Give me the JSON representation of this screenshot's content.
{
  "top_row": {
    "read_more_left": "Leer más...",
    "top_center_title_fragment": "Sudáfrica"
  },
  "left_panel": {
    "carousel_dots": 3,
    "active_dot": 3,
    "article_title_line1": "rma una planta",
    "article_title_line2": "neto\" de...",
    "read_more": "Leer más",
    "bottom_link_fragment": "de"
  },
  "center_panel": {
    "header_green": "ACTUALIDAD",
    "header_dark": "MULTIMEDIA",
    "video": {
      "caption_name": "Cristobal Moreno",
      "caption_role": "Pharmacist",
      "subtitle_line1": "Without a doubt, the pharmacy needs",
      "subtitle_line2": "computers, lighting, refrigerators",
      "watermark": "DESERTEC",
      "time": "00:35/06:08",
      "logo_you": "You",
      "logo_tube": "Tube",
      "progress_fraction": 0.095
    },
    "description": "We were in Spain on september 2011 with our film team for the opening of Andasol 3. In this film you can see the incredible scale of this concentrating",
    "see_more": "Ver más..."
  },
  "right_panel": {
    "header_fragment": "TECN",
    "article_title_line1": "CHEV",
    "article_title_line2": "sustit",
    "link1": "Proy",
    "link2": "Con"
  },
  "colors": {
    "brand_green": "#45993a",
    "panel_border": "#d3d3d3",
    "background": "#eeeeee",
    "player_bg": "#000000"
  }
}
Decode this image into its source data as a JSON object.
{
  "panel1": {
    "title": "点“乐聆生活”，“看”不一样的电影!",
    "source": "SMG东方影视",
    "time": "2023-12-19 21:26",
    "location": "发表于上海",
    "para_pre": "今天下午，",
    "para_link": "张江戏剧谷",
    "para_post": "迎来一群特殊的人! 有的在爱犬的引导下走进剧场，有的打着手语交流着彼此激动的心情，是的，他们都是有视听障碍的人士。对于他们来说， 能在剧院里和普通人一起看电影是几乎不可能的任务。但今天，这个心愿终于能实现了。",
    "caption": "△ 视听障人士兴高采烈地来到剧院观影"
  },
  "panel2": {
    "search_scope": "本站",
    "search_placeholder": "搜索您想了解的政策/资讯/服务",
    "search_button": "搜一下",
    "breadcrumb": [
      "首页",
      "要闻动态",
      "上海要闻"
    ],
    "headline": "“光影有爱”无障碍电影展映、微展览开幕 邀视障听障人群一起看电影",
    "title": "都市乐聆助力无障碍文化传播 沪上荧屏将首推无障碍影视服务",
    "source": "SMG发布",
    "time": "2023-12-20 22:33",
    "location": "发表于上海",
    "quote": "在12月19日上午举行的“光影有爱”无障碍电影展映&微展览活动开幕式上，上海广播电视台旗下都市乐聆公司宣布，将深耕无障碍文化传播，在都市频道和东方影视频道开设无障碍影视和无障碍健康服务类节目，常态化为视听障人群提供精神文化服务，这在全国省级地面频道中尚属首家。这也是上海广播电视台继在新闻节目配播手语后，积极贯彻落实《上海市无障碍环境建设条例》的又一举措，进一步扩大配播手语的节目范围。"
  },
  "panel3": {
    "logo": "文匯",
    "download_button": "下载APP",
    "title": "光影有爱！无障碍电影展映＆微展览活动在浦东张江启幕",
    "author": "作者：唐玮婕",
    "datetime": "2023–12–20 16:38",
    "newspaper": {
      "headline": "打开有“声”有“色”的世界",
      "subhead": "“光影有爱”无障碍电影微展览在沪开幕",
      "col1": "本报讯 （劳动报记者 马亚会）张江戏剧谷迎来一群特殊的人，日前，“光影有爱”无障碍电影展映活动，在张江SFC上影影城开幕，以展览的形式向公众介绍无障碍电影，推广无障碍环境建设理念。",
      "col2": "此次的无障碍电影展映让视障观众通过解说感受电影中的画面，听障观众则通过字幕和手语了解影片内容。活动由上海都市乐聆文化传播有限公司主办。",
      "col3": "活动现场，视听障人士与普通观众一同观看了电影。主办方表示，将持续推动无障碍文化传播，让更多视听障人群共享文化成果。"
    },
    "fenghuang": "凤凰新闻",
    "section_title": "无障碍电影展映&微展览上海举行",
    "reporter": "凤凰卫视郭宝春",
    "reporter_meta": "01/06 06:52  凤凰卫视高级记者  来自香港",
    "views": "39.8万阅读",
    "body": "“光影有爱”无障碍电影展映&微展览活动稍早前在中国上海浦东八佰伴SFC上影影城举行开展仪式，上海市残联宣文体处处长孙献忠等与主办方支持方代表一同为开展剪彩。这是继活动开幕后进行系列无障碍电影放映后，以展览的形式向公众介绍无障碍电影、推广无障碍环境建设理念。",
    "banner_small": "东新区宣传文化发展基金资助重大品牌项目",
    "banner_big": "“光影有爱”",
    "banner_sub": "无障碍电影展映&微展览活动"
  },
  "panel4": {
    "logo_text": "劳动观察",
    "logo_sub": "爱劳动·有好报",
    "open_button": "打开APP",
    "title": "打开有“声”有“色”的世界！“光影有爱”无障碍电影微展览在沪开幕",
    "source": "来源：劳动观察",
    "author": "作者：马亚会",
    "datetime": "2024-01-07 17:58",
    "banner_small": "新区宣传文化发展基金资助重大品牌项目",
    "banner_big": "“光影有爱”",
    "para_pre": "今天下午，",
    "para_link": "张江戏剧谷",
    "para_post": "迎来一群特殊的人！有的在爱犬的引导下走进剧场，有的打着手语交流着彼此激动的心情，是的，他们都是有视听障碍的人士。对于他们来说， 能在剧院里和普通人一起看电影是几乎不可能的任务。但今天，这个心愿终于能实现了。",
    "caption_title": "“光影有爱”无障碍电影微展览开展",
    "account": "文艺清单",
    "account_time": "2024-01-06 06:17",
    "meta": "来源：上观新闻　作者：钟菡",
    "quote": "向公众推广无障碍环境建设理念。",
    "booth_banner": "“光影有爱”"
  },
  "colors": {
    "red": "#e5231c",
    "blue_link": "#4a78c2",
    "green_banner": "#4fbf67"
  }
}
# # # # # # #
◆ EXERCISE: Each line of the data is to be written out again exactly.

◆ RESULT:
Give me the JSON representation of this screenshot's content.
{
  "top_row": {
    "read_more_left": "Leer más...",
    "top_center_title_fragment": "Sudáfrica"
  },
  "left_panel": {
    "carousel_dots": 3,
    "active_dot": 3,
    "article_title_line1": "rma una planta",
    "article_title_line2": "neto\" de...",
    "read_more": "Leer más",
    "bottom_link_fragment": "de"
  },
  "center_panel": {
    "header_green": "ACTUALIDAD",
    "header_dark": "MULTIMEDIA",
    "video": {
      "caption_name": "Cristobal Moreno",
      "caption_role": "Pharmacist",
      "subtitle_line1": "Without a doubt, the pharmacy needs",
      "subtitle_line2": "computers, lighting, refrigerators",
      "watermark": "DESERTEC",
      "time": "00:35/06:08",
      "logo_you": "You",
      "logo_tube": "Tube",
      "progress_fraction": 0.095
    },
    "description": "We were in Spain on september 2011 with our film team for the opening of Andasol 3. In this film you can see the incredible scale of this concentrating",
    "see_more": "Ver más..."
  },
  "right_panel": {
    "header_fragment": "TECN",
    "article_title_line1": "CHEV",
    "article_title_line2": "sustit",
    "link1": "Proy",
    "link2": "Con"
  },
  "colors": {
    "brand_green": "#45993a",
    "panel_border": "#d3d3d3",
    "background": "#eeeeee",
    "player_bg": "#000000"
  }
}
Decode this image into its source data as a JSON object.
{
  "panel1": {
    "title": "点“乐聆生活”，“看”不一样的电影!",
    "source": "SMG东方影视",
    "time": "2023-12-19 21:26",
    "location": "发表于上海",
    "para_pre": "今天下午，",
    "para_link": "张江戏剧谷",
    "para_post": "迎来一群特殊的人! 有的在爱犬的引导下走进剧场，有的打着手语交流着彼此激动的心情，是的，他们都是有视听障碍的人士。对于他们来说， 能在剧院里和普通人一起看电影是几乎不可能的任务。但今天，这个心愿终于能实现了。",
    "caption": "△ 视听障人士兴高采烈地来到剧院观影"
  },
  "panel2": {
    "search_scope": "本站",
    "search_placeholder": "搜索您想了解的政策/资讯/服务",
    "search_button": "搜一下",
    "breadcrumb": [
      "首页",
      "要闻动态",
      "上海要闻"
    ],
    "headline": "“光影有爱”无障碍电影展映、微展览开幕 邀视障听障人群一起看电影",
    "title": "都市乐聆助力无障碍文化传播 沪上荧屏将首推无障碍影视服务",
    "source": "SMG发布",
    "time": "2023-12-20 22:33",
    "location": "发表于上海",
    "quote": "在12月19日上午举行的“光影有爱”无障碍电影展映&微展览活动开幕式上，上海广播电视台旗下都市乐聆公司宣布，将深耕无障碍文化传播，在都市频道和东方影视频道开设无障碍影视和无障碍健康服务类节目，常态化为视听障人群提供精神文化服务，这在全国省级地面频道中尚属首家。这也是上海广播电视台继在新闻节目配播手语后，积极贯彻落实《上海市无障碍环境建设条例》的又一举措，进一步扩大配播手语的节目范围。"
  },
  "panel3": {
    "logo": "文匯",
    "download_button": "下载APP",
    "title": "光影有爱！无障碍电影展映＆微展览活动在浦东张江启幕",
    "author": "作者：唐玮婕",
    "datetime": "2023–12–20 16:38",
    "newspaper": {
      "headline": "打开有“声”有“色”的世界",
      "subhead": "“光影有爱”无障碍电影微展览在沪开幕",
      "col1": "本报讯 （劳动报记者 马亚会）张江戏剧谷迎来一群特殊的人，日前，“光影有爱”无障碍电影展映活动，在张江SFC上影影城开幕，以展览的形式向公众介绍无障碍电影，推广无障碍环境建设理念。",
      "col2": "此次的无障碍电影展映让视障观众通过解说感受电影中的画面，听障观众则通过字幕和手语了解影片内容。活动由上海都市乐聆文化传播有限公司主办。",
      "col3": "活动现场，视听障人士与普通观众一同观看了电影。主办方表示，将持续推动无障碍文化传播，让更多视听障人群共享文化成果。"
    },
    "fenghuang": "凤凰新闻",
    "section_title": "无障碍电影展映&微展览上海举行",
    "reporter": "凤凰卫视郭宝春",
    "reporter_meta": "01/06 06:52  凤凰卫视高级记者  来自香港",
    "views": "39.8万阅读",
    "body": "“光影有爱”无障碍电影展映&微展览活动稍早前在中国上海浦东八佰伴SFC上影影城举行开展仪式，上海市残联宣文体处处长孙献忠等与主办方支持方代表一同为开展剪彩。这是继活动开幕后进行系列无障碍电影放映后，以展览的形式向公众介绍无障碍电影、推广无障碍环境建设理念。",
    "banner_small": "东新区宣传文化发展基金资助重大品牌项目",
    "banner_big": "“光影有爱”",
    "banner_sub": "无障碍电影展映&微展览活动"
  },
  "panel4": {
    "logo_text": "劳动观察",
    "logo_sub": "爱劳动·有好报",
    "open_button": "打开APP",
    "title": "打开有“声”有“色”的世界！“光影有爱”无障碍电影微展览在沪开幕",
    "source": "来源：劳动观察",
    "author": "作者：马亚会",
    "datetime": "2024-01-07 17:58",
    "banner_small": "新区宣传文化发展基金资助重大品牌项目",
    "banner_big": "“光影有爱”",
    "para_pre": "今天下午，",
    "para_link": "张江戏剧谷",
    "para_post": "迎来一群特殊的人！有的在爱犬的引导下走进剧场，有的打着手语交流着彼此激动的心情，是的，他们都是有视听障碍的人士。对于他们来说， 能在剧院里和普通人一起看电影是几乎不可能的任务。但今天，这个心愿终于能实现了。",
    "caption_title": "“光影有爱”无障碍电影微展览开展",
    "account": "文艺清单",
    "account_time": "2024-01-06 06:17",
    "meta": "来源：上观新闻　作者：钟菡",
    "quote": "向公众推广无障碍环境建设理念。",
    "booth_banner": "“光影有爱”"
  },
  "colors": {
    "red": "#e5231c",
    "blue_link": "#4a78c2",
    "green_banner": "#4fbf67"
  }
}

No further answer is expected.